To move forward, the eHI collaborative stressed the need for payers, healthcare professionals and vendors to use existing, industry-endorsed standards whenever possible. These include but are not limited to:
- HL7’s® V2.x and V3 messaging standards and Continuity of Care Document (CCD) for interoperability of clinical data
- DIRECT Messaging for simple, HIPAA-compliant, encrypted transmission of Protected Health Information
- EDI (x12 278) transactions for requesting payer authorization
It’s also essential that federal and state government regulations continue to augment current standards and that all players in the healthcare industry explore incorporating new ones. Emerging standards with the capability to improve the prior authorization process include:
- HL7 FHIR® (Fast Healthcare Interoperability Resources), a draft standard describing data formats and elements
- SMART® on FHIR, an open, standards-based technology platform that allows innovators to create apps that seamlessly and securely run across the healthcare system
- CDS Hooks, a technology from SMART on FHIR that allows third-party clinical decision support systems to register with a clinical workflow using a “hook” pattern
Transparent and frictionless prior authorization that optimizes health care may sound futuristic, but the eHI collaborative considers it achievable. An important element is having players across the healthcare marketplace adopt and share their information, requirements, processes and implementation roadmaps as new standards and operating rules are endorsed. By increasing transparency with real-time access around clinical guidelines, benefit coverage and payer requirements, we can greatly remove waste and increase patient and provider satisfaction – along with our nation’s health.
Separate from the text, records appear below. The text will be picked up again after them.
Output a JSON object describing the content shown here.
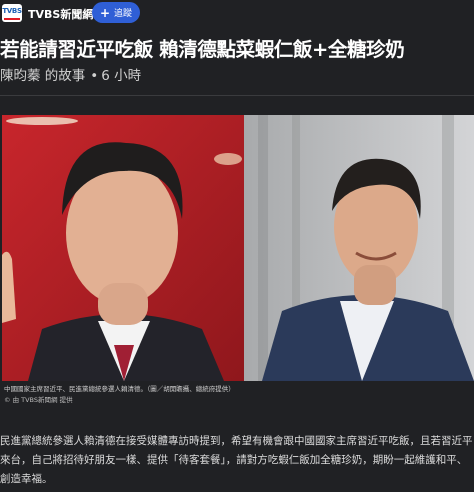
{
  "source": {
    "logo_text": "TVBS",
    "name": "TVBS新聞網",
    "follow_label": "追蹤"
  },
  "article": {
    "headline": "若能請習近平吃飯 賴清德點菜蝦仁飯+全糖珍奶",
    "author": "陳昀蓁 的故事",
    "time": "6 小時",
    "photo": {
      "caption": "中國國家主席習近平、民進黨總統參選人賴清德。（圖／胡開瞻攝、總統府提供）",
      "credit": "© 由 TVBS新聞網 提供"
    },
    "body_lines": [
      "民進黨總統參選人賴清德在接受媒體專訪時提到，希望有機會跟中國國家主席習近平吃飯，且若習近平",
      "來台，自己將招待好朋友一樣、提供「待客套餐」，請對方吃蝦仁飯加全糖珍奶，期盼一起維護和平、",
      "創造幸福。"
    ]
  },
  "colors": {
    "background": "#202124",
    "follow_button": "#2f5fd6",
    "photo_left_bg": "#b8232a",
    "photo_right_bg": "#b9bbbd"
  }
}
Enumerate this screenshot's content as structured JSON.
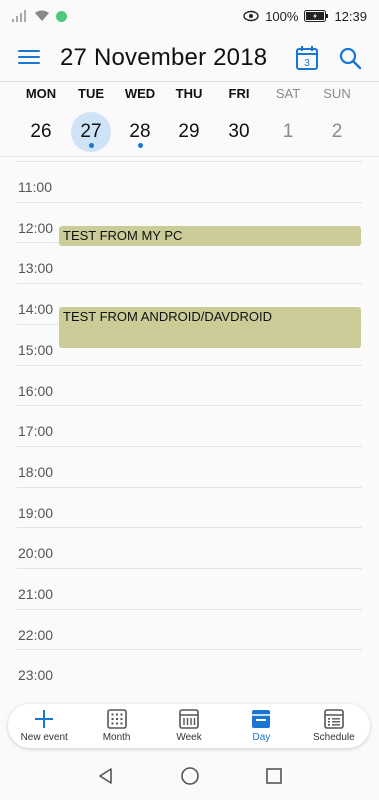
{
  "status": {
    "battery_percent": "100%",
    "time": "12:39"
  },
  "header": {
    "title": "27 November 2018",
    "today_badge": "3"
  },
  "week": {
    "days": [
      {
        "dow": "MON",
        "num": "26",
        "weekend": false,
        "selected": false,
        "has_events": false
      },
      {
        "dow": "TUE",
        "num": "27",
        "weekend": false,
        "selected": true,
        "has_events": true
      },
      {
        "dow": "WED",
        "num": "28",
        "weekend": false,
        "selected": false,
        "has_events": true
      },
      {
        "dow": "THU",
        "num": "29",
        "weekend": false,
        "selected": false,
        "has_events": false
      },
      {
        "dow": "FRI",
        "num": "30",
        "weekend": false,
        "selected": false,
        "has_events": false
      },
      {
        "dow": "SAT",
        "num": "1",
        "weekend": true,
        "selected": false,
        "has_events": false
      },
      {
        "dow": "SUN",
        "num": "2",
        "weekend": true,
        "selected": false,
        "has_events": false
      }
    ]
  },
  "timeline": {
    "hours": [
      "11:00",
      "12:00",
      "13:00",
      "14:00",
      "15:00",
      "16:00",
      "17:00",
      "18:00",
      "19:00",
      "20:00",
      "21:00",
      "22:00",
      "23:00"
    ],
    "first_hour": 11,
    "events": [
      {
        "title": "TEST FROM MY PC",
        "start": 12.0,
        "end": 12.5
      },
      {
        "title": "TEST FROM ANDROID/DAVDROID",
        "start": 14.0,
        "end": 15.0
      }
    ],
    "event_color": "#cccc99"
  },
  "bottom_nav": {
    "items": [
      {
        "label": "New event",
        "icon": "plus-icon",
        "active": false
      },
      {
        "label": "Month",
        "icon": "month-grid-icon",
        "active": false
      },
      {
        "label": "Week",
        "icon": "week-view-icon",
        "active": false
      },
      {
        "label": "Day",
        "icon": "day-view-icon",
        "active": true
      },
      {
        "label": "Schedule",
        "icon": "schedule-list-icon",
        "active": false
      }
    ]
  },
  "colors": {
    "accent": "#1976d2",
    "selected_day_bg": "#cfe3f7",
    "weekend_text": "#8a8a8a"
  }
}
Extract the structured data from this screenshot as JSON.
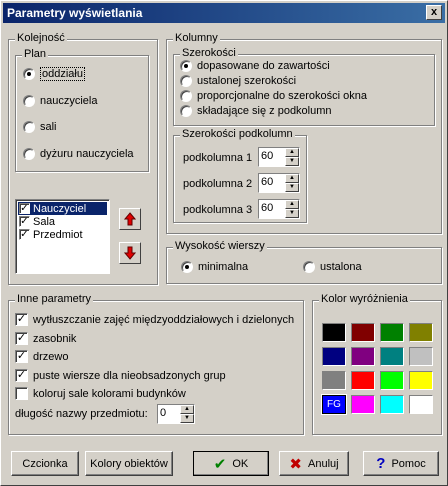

Is your organization using these standards to streamline prior authorization? Post a comment on our Facebook page and tag it #streamline. In my next post, I’ll discuss progress to date in tackling the interoperability challenges that hamstring our ability to achieve better care at lower cost.